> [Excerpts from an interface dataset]

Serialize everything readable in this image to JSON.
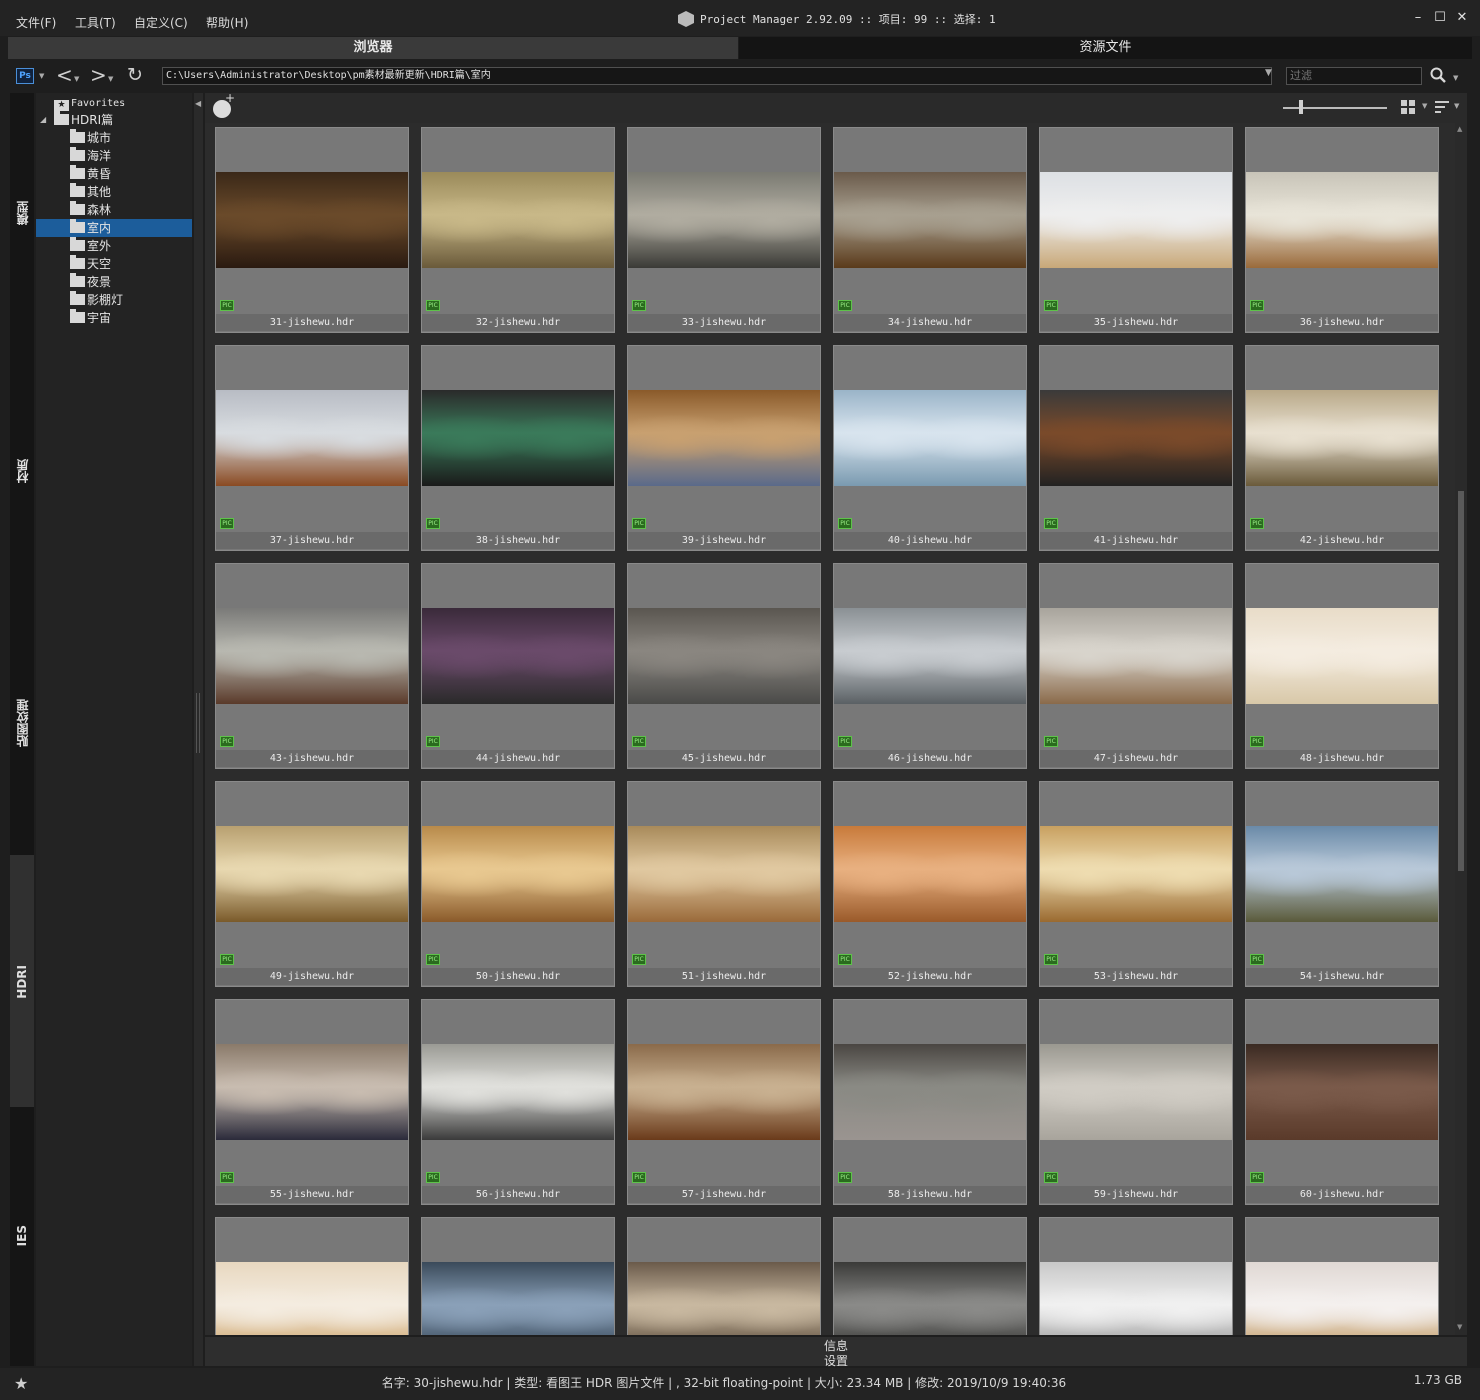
{
  "menu": [
    {
      "label": "文件(F)"
    },
    {
      "label": "工具(T)"
    },
    {
      "label": "自定义(C)"
    },
    {
      "label": "帮助(H)"
    }
  ],
  "app_title": "Project Manager 2.92.09  :: 项目: 99  :: 选择: 1",
  "window_buttons": {
    "minimize": "–",
    "maximize": "☐",
    "close": "✕"
  },
  "tabs": {
    "browser": "浏览器",
    "assets": "资源文件"
  },
  "toolbar": {
    "ps_label": "Ps",
    "back": "<",
    "forward": ">",
    "refresh": "↻",
    "path": "C:\\Users\\Administrator\\Desktop\\pm素材最新更新\\HDRI篇\\室内",
    "filter_placeholder": "过滤"
  },
  "categories": [
    {
      "label": "模型"
    },
    {
      "label": "材质"
    },
    {
      "label": "贴图纹理"
    },
    {
      "label": "HDRI"
    },
    {
      "label": "IES"
    }
  ],
  "tree": {
    "favorites": "Favorites",
    "root": "HDRI篇",
    "folders": [
      "城市",
      "海洋",
      "黄昏",
      "其他",
      "森林",
      "室内",
      "室外",
      "天空",
      "夜景",
      "影棚灯",
      "宇宙"
    ],
    "selected_index": 5
  },
  "grid": {
    "badge": "PIC",
    "items": [
      {
        "name": "31-jishewu.hdr",
        "colors": [
          "#3a2818",
          "#6a4a2a",
          "#2a1a10"
        ]
      },
      {
        "name": "32-jishewu.hdr",
        "colors": [
          "#9a8a5a",
          "#c8b888",
          "#6a5a3a"
        ]
      },
      {
        "name": "33-jishewu.hdr",
        "colors": [
          "#7a7a72",
          "#b0aca0",
          "#3a3a36"
        ]
      },
      {
        "name": "34-jishewu.hdr",
        "colors": [
          "#6a5a4a",
          "#a8a090",
          "#5a3a1a"
        ]
      },
      {
        "name": "35-jishewu.hdr",
        "colors": [
          "#dde0e4",
          "#eeeeee",
          "#c8a878"
        ]
      },
      {
        "name": "36-jishewu.hdr",
        "colors": [
          "#c8c4b8",
          "#e8e4d8",
          "#9a6a3a"
        ]
      },
      {
        "name": "37-jishewu.hdr",
        "colors": [
          "#b8bcc4",
          "#d8dce0",
          "#8a4a22"
        ]
      },
      {
        "name": "38-jishewu.hdr",
        "colors": [
          "#2a2a2a",
          "#3a7a5a",
          "#1a1a1a"
        ]
      },
      {
        "name": "39-jishewu.hdr",
        "colors": [
          "#8a5a2a",
          "#c8a070",
          "#5a6a8a"
        ]
      },
      {
        "name": "40-jishewu.hdr",
        "colors": [
          "#9ab4c8",
          "#d8e4ee",
          "#7a9ab0"
        ]
      },
      {
        "name": "41-jishewu.hdr",
        "colors": [
          "#3a3a3a",
          "#7a4a2a",
          "#222222"
        ]
      },
      {
        "name": "42-jishewu.hdr",
        "colors": [
          "#b8a888",
          "#e8e0d0",
          "#6a5a3a"
        ]
      },
      {
        "name": "43-jishewu.hdr",
        "colors": [
          "#7a7a78",
          "#b8b8b0",
          "#5a3a2a"
        ]
      },
      {
        "name": "44-jishewu.hdr",
        "colors": [
          "#3a2a3a",
          "#6a4a6a",
          "#2a2a2a"
        ]
      },
      {
        "name": "45-jishewu.hdr",
        "colors": [
          "#5a5650",
          "#8a8680",
          "#4a4a48"
        ]
      },
      {
        "name": "46-jishewu.hdr",
        "colors": [
          "#8a9094",
          "#c8ccd0",
          "#5a6064"
        ]
      },
      {
        "name": "47-jishewu.hdr",
        "colors": [
          "#a8a49c",
          "#d8d4cc",
          "#8a6a4a"
        ]
      },
      {
        "name": "48-jishewu.hdr",
        "colors": [
          "#e8dcc8",
          "#f4ece0",
          "#d8c8a8"
        ]
      },
      {
        "name": "49-jishewu.hdr",
        "colors": [
          "#b8a070",
          "#e8d8b0",
          "#7a5a2a"
        ]
      },
      {
        "name": "50-jishewu.hdr",
        "colors": [
          "#b88a4a",
          "#e8c890",
          "#8a5a2a"
        ]
      },
      {
        "name": "51-jishewu.hdr",
        "colors": [
          "#a88a5a",
          "#e0c8a0",
          "#9a6a3a"
        ]
      },
      {
        "name": "52-jishewu.hdr",
        "colors": [
          "#c87a3a",
          "#e8b080",
          "#9a5a2a"
        ]
      },
      {
        "name": "53-jishewu.hdr",
        "colors": [
          "#c8a060",
          "#eedcb0",
          "#9a6a30"
        ]
      },
      {
        "name": "54-jishewu.hdr",
        "colors": [
          "#6a8aa8",
          "#b8c8d8",
          "#5a5a3a"
        ]
      },
      {
        "name": "55-jishewu.hdr",
        "colors": [
          "#8a7a6a",
          "#c8bcb0",
          "#2a2a3a"
        ]
      },
      {
        "name": "56-jishewu.hdr",
        "colors": [
          "#9a9a94",
          "#e0e0dc",
          "#3a3a3a"
        ]
      },
      {
        "name": "57-jishewu.hdr",
        "colors": [
          "#8a6a4a",
          "#c8b090",
          "#6a3a1a"
        ]
      },
      {
        "name": "58-jishewu.hdr",
        "colors": [
          "#4a4642",
          "#8a8a84",
          "#9a9490"
        ]
      },
      {
        "name": "59-jishewu.hdr",
        "colors": [
          "#9a9890",
          "#d0ccc4",
          "#a8a49c"
        ]
      },
      {
        "name": "60-jishewu.hdr",
        "colors": [
          "#3a2a22",
          "#7a5a4a",
          "#5a3a2a"
        ]
      },
      {
        "name": "",
        "colors": [
          "#e8d8c0",
          "#f4ece0",
          "#c89a5a"
        ]
      },
      {
        "name": "",
        "colors": [
          "#3a4a5a",
          "#8aa0b8",
          "#2a3a4a"
        ]
      },
      {
        "name": "",
        "colors": [
          "#6a5a4a",
          "#c8b8a0",
          "#4a3a2a"
        ]
      },
      {
        "name": "",
        "colors": [
          "#3a3a38",
          "#8a8a88",
          "#2a2a28"
        ]
      },
      {
        "name": "",
        "colors": [
          "#c8c8c8",
          "#f0f0f0",
          "#8a8a8a"
        ]
      },
      {
        "name": "",
        "colors": [
          "#e0d8d4",
          "#f4f0ee",
          "#b88a4a"
        ]
      }
    ]
  },
  "info_tab": "信息",
  "settings_tab": "设置",
  "status": {
    "text": "名字: 30-jishewu.hdr | 类型: 看图王 HDR 图片文件 | , 32-bit floating-point | 大小: 23.34 MB | 修改: 2019/10/9 19:40:36",
    "disk_free": "1.73 GB",
    "star": "★"
  }
}
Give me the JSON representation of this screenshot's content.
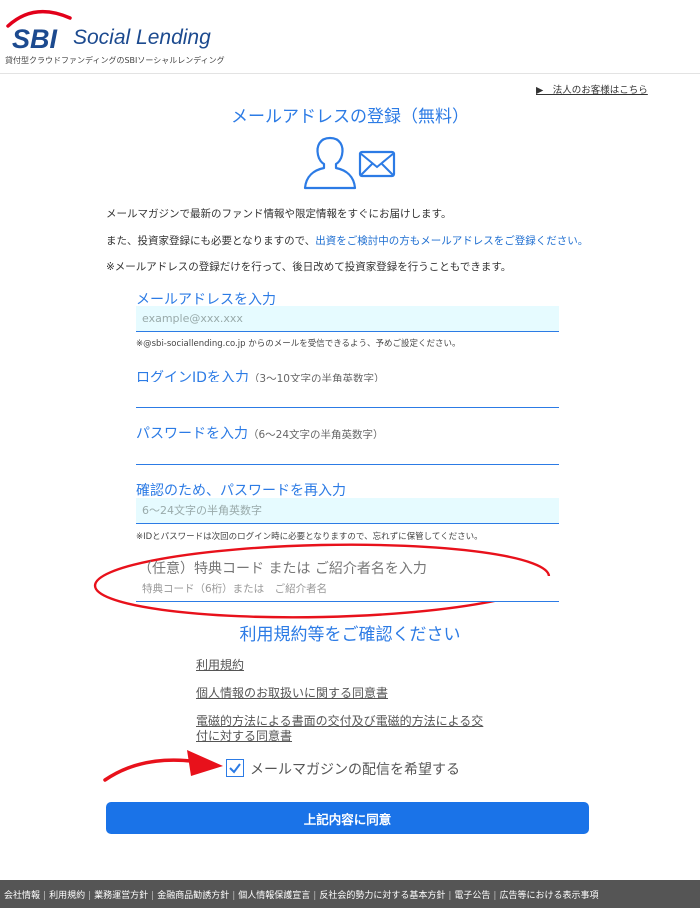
{
  "header": {
    "logo_text": "SBI",
    "brand_name": "Social Lending",
    "tagline": "貸付型クラウドファンディングのSBIソーシャルレンディング",
    "corporate_link": "▶　法人のお客様はこちら"
  },
  "page": {
    "title": "メールアドレスの登録（無料）",
    "intro_1": "メールマガジンで最新のファンド情報や限定情報をすぐにお届けします。",
    "intro_2_pre": "また、投資家登録にも必要となりますので、",
    "intro_2_link": "出資をご検討中の方もメールアドレスをご登録ください。",
    "intro_3": "※メールアドレスの登録だけを行って、後日改めて投資家登録を行うこともできます。"
  },
  "form": {
    "email": {
      "label": "メールアドレスを入力",
      "placeholder": "example@xxx.xxx",
      "note": "※@sbi-sociallending.co.jp からのメールを受信できるよう、予めご設定ください。"
    },
    "login_id": {
      "label": "ログインIDを入力",
      "hint": "（3～10文字の半角英数字）"
    },
    "password": {
      "label": "パスワードを入力",
      "hint": "（6～24文字の半角英数字）"
    },
    "password_confirm": {
      "label": "確認のため、パスワードを再入力",
      "placeholder": "6～24文字の半角英数字",
      "note": "※IDとパスワードは次回のログイン時に必要となりますので、忘れずに保管してください。"
    },
    "referral": {
      "label": "（任意）特典コード または ご紹介者名を入力",
      "placeholder": "特典コード（6桁）または　ご紹介者名"
    }
  },
  "terms": {
    "title": "利用規約等をご確認ください",
    "links": [
      "利用規約",
      "個人情報のお取扱いに関する同意書",
      "電磁的方法による書面の交付及び電磁的方法による交",
      "付に対する同意書"
    ],
    "newsletter_checkbox": {
      "label": "メールマガジンの配信を希望する",
      "checked": true
    },
    "agree_button": "上記内容に同意"
  },
  "footer": {
    "links": [
      "会社情報",
      "利用規約",
      "業務運営方針",
      "金融商品勧誘方針",
      "個人情報保護宣言",
      "反社会的勢力に対する基本方針",
      "電子公告",
      "広告等における表示事項"
    ]
  },
  "colors": {
    "accent": "#2c7be5",
    "button": "#1a73e8",
    "annotation": "#e8111b",
    "input_fill": "#e6fbff",
    "footer": "#555555"
  },
  "icons": [
    "person-outline-icon",
    "envelope-icon",
    "checkmark-icon"
  ]
}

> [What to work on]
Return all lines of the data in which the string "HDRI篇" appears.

> [Response]
    "path": "C:\\Users\\Administrator\\Desktop\\pm素材最新更新\\HDRI篇\\室内",
    "root": "HDRI篇",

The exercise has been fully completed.